Immutability in JavaScript


In today’s functional programming, immutability is one of the core principle that drives quality software applications. In my experience, this is immensely apparent in JavaScript, writing software applications that depend on a single source of the truth, that is a single source of an application state is very beneficial.

My fascination with the immutability subject started when I was doing some research on a prevalent state management library for Angular applications, NgRx, most of the video tutorials and blogs that I have read on NgRx first give an introduction on what immutability is, so I thought I should share with you what I have learned from great programmers out there.

This will not be an in-depth dive into the immutability subject, but more of an introduction that will get you started on the journey to understanding immutable data structures.

So, what is immutability?

When something is immutable, it means that it cannot be changed.
What is it in JavaScript’s or programming context?
It is an object that cannot be changed after it has been created, examples are:
Strings, Number etc.

In contrast, mutability is an object that can be changed after it has been created.

To demonstrate how immutability works in JavaScript, let us look into a simple example.

The same behavior applies to the Number object, for example

The evaluation of the above expression would not mutate the values of num1 and num2. But with objects and arrays we do mutate the actual value from the reference, thus objects and arrays are mutable objects in JavaScript

Let’s look at an example to demonstrate this.

Because anotherObject was given a reference to the actual object in memory changing mutableObject will change the value in anotherObject, setting mutableObject to null will remove mutableObject as a reference to the actual object but anotherObject will keep that reference.

The same behavior applies to arrays

This behavior of mutable objects can cause detrimental issues in any small or large app that depends on a state, we need the state to be consistent and up to date. How do we achieve this? Well… you can use JavaScript’s own functions, for example, to keep the state of your app immutable, you can use the Object.assign function to create a copy of your state, perform some actions on the copy and merge it back to the original state object, since an app’s state is nothing but a enormous object that stores data about different domains of you app, for example, a property of router which has a value of an object that will store some artifacts about your app’s routing state. Note that object assing is part of ES6 thus some older browser does not support this function, you will need some library helper that implements it, a polyfill or a Babel plugin.

Another method you can use to make the app’s state object immutable is by using the Object.freeze, freezing an object will cause the object to be immutable, meaning you cannot change its property descriptors, remove properties, add new properties, change property values etc.

Managing an apps state manually can be daunting if there are many facets of your application’s state that you will need to consider, there are libraries out there that makes state management a breeze, just to name a few, there is MobX mostly used with ReactJS applications, NgRx used with Angular, there is ImmutableJS and Mori used with just vanilla JS apps, these are some of the mostly used state management libraries, you can explore the internet, I am sure there are plenty other solutions that would fit your needs.

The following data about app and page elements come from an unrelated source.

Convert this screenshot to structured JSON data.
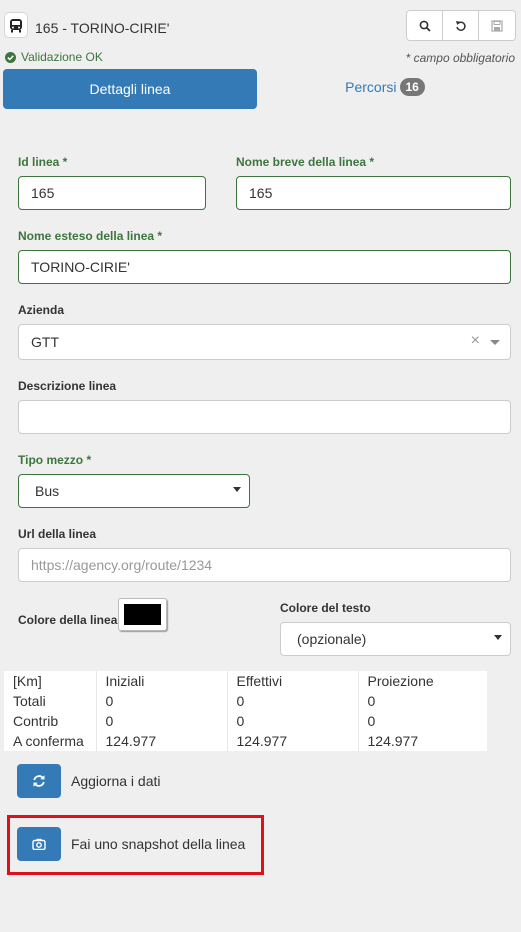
{
  "header": {
    "title": "165 - TORINO-CIRIE'",
    "validation": "Validazione OK",
    "required_note": "* campo obbligatorio"
  },
  "tabs": [
    {
      "label": "Dettagli linea"
    },
    {
      "label": "Percorsi",
      "badge": "16"
    }
  ],
  "form": {
    "id_linea": {
      "label": "Id linea *",
      "value": "165"
    },
    "nome_breve": {
      "label": "Nome breve della linea *",
      "value": "165"
    },
    "nome_esteso": {
      "label": "Nome esteso della linea *",
      "value": "TORINO-CIRIE'"
    },
    "azienda": {
      "label": "Azienda",
      "value": "GTT",
      "clear": "×"
    },
    "descrizione": {
      "label": "Descrizione linea",
      "value": ""
    },
    "tipo_mezzo": {
      "label": "Tipo mezzo *",
      "value": "Bus"
    },
    "url": {
      "label": "Url della linea",
      "placeholder": "https://agency.org/route/1234"
    },
    "colore_linea": {
      "label": "Colore della linea",
      "color": "#000000"
    },
    "colore_testo": {
      "label": "Colore del testo",
      "value": "(opzionale)"
    }
  },
  "stats": {
    "headers": [
      "[Km]",
      "Iniziali",
      "Effettivi",
      "Proiezione"
    ],
    "rows": [
      [
        "Totali",
        "0",
        "0",
        "0"
      ],
      [
        "Contrib",
        "0",
        "0",
        "0"
      ],
      [
        "A conferma",
        "124.977",
        "124.977",
        "124.977"
      ]
    ]
  },
  "actions": {
    "refresh_label": "Aggiorna i dati",
    "snapshot_label": "Fai uno snapshot della linea"
  },
  "colors": {
    "primary": "#337ab7",
    "success": "#3c763d",
    "highlight": "#e0101b",
    "badge": "#777777"
  }
}
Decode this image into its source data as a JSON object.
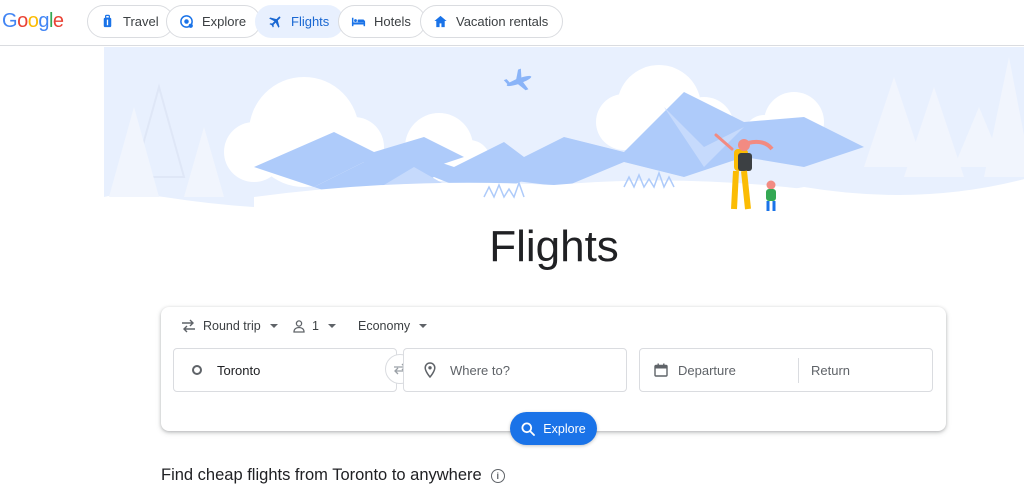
{
  "header": {
    "logo": "Google",
    "logo_colors": [
      "#4285F4",
      "#EA4335",
      "#FBBC05",
      "#4285F4",
      "#34A853",
      "#EA4335"
    ],
    "nav": [
      {
        "label": "Travel",
        "icon": "luggage-icon"
      },
      {
        "label": "Explore",
        "icon": "explore-icon"
      },
      {
        "label": "Flights",
        "icon": "airplane-icon",
        "active": true
      },
      {
        "label": "Hotels",
        "icon": "bed-icon"
      },
      {
        "label": "Vacation rentals",
        "icon": "house-icon"
      }
    ]
  },
  "main": {
    "title": "Flights",
    "search": {
      "trip_type": "Round trip",
      "passengers": "1",
      "cabin_class": "Economy",
      "origin": "Toronto",
      "destination_placeholder": "Where to?",
      "departure_placeholder": "Departure",
      "return_placeholder": "Return",
      "explore_label": "Explore"
    },
    "cheap_flights_heading": "Find cheap flights from Toronto to anywhere"
  },
  "colors": {
    "accent": "#1a73e8",
    "active_chip_bg": "#e8f0fe",
    "active_chip_text": "#1967d2",
    "hero_sky": "#e8f0fe",
    "hero_mountain": "#aecbfa"
  }
}
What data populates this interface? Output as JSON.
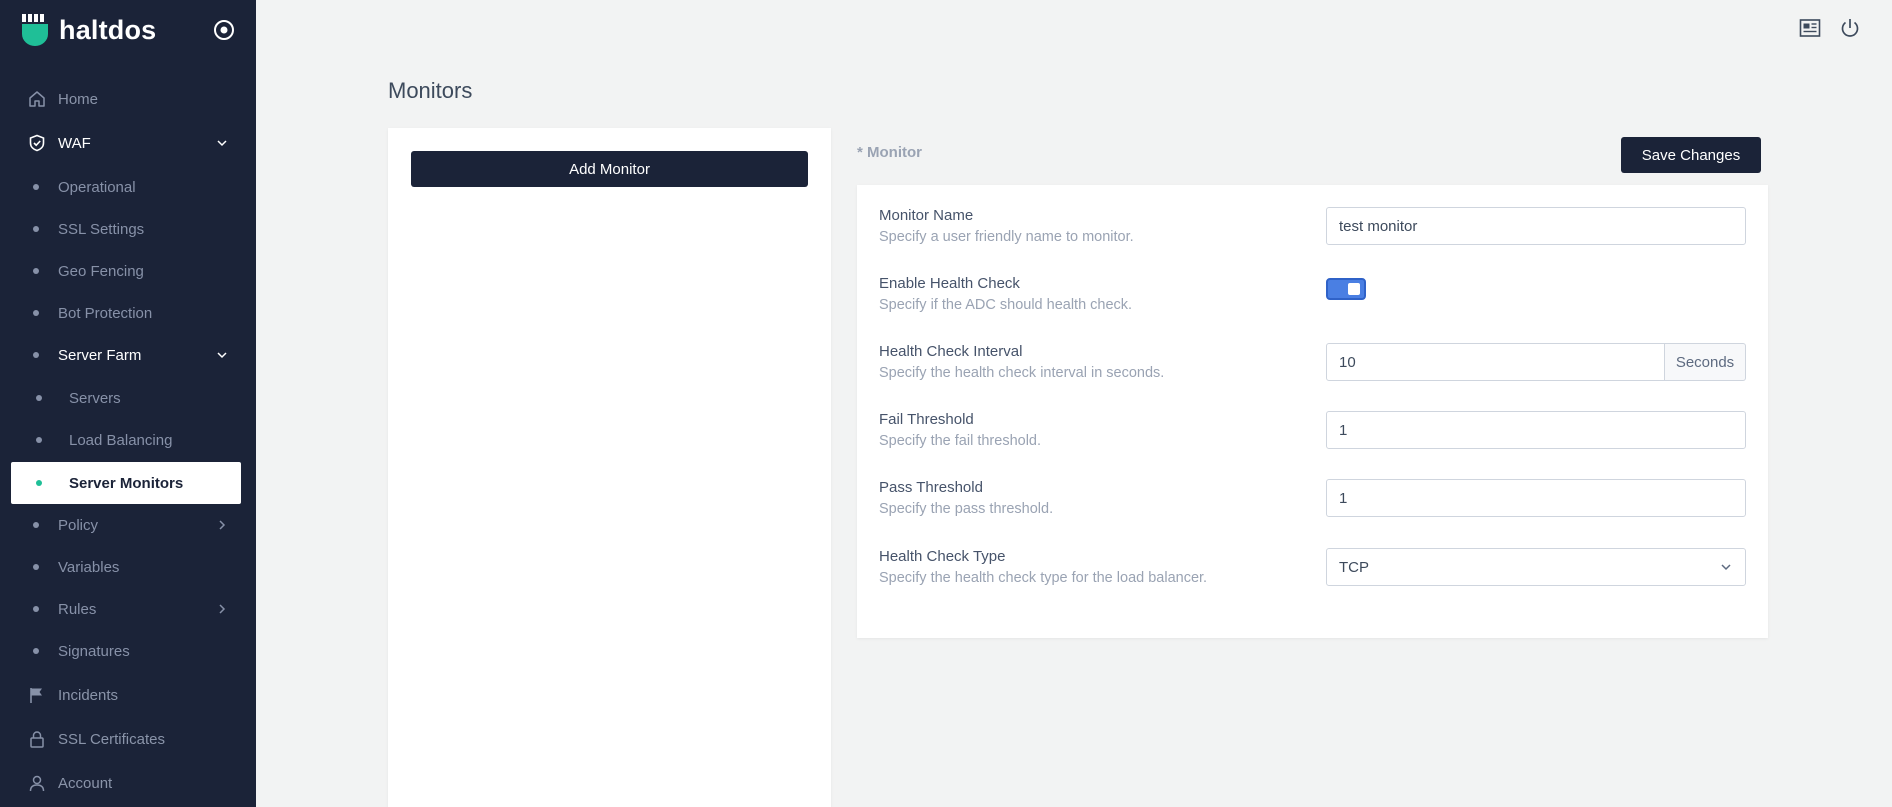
{
  "brand": {
    "name": "haltdos"
  },
  "sidebar": {
    "items": [
      {
        "label": "Home"
      },
      {
        "label": "WAF"
      },
      {
        "label": "Operational"
      },
      {
        "label": "SSL Settings"
      },
      {
        "label": "Geo Fencing"
      },
      {
        "label": "Bot Protection"
      },
      {
        "label": "Server Farm"
      },
      {
        "label": "Servers"
      },
      {
        "label": "Load Balancing"
      },
      {
        "label": "Server Monitors"
      },
      {
        "label": "Policy"
      },
      {
        "label": "Variables"
      },
      {
        "label": "Rules"
      },
      {
        "label": "Signatures"
      },
      {
        "label": "Incidents"
      },
      {
        "label": "SSL Certificates"
      },
      {
        "label": "Account"
      }
    ]
  },
  "page": {
    "title": "Monitors"
  },
  "left_panel": {
    "add_button": "Add Monitor"
  },
  "form": {
    "section_label": "* Monitor",
    "save_button": "Save Changes",
    "fields": [
      {
        "label": "Monitor Name",
        "help": "Specify a user friendly name to monitor.",
        "value": "test monitor"
      },
      {
        "label": "Enable Health Check",
        "help": "Specify if the ADC should health check.",
        "checked": true
      },
      {
        "label": "Health Check Interval",
        "help": "Specify the health check interval in seconds.",
        "value": "10",
        "addon": "Seconds"
      },
      {
        "label": "Fail Threshold",
        "help": "Specify the fail threshold.",
        "value": "1"
      },
      {
        "label": "Pass Threshold",
        "help": "Specify the pass threshold.",
        "value": "1"
      },
      {
        "label": "Health Check Type",
        "help": "Specify the health check type for the load balancer.",
        "value": "TCP"
      }
    ]
  },
  "colors": {
    "sidebar_bg": "#1b2338",
    "accent": "#1fbf97",
    "toggle_on": "#4a7fe3"
  }
}
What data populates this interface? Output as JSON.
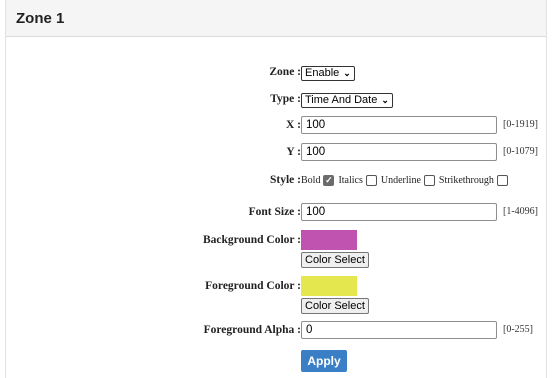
{
  "panel": {
    "title": "Zone 1"
  },
  "form": {
    "zone": {
      "label": "Zone :",
      "value": "Enable"
    },
    "type": {
      "label": "Type :",
      "value": "Time And Date"
    },
    "x": {
      "label": "X :",
      "value": "100",
      "range": "[0-1919]"
    },
    "y": {
      "label": "Y :",
      "value": "100",
      "range": "[0-1079]"
    },
    "style": {
      "label": "Style :",
      "options": [
        {
          "label": "Bold",
          "checked": true
        },
        {
          "label": "Italics",
          "checked": false
        },
        {
          "label": "Underline",
          "checked": false
        },
        {
          "label": "Strikethrough",
          "checked": false
        }
      ]
    },
    "font_size": {
      "label": "Font Size :",
      "value": "100",
      "range": "[1-4096]"
    },
    "background_color": {
      "label": "Background Color :",
      "color": "#c153b0",
      "button": "Color Select"
    },
    "foreground_color": {
      "label": "Foreground Color :",
      "color": "#e4e84e",
      "button": "Color Select"
    },
    "foreground_alpha": {
      "label": "Foreground Alpha :",
      "value": "0",
      "range": "[0-255]"
    },
    "apply_label": "Apply"
  }
}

There you have it folks! hope this will be helpful to someone out there. Any corrections suggestions or additions to this topic are more than welcome.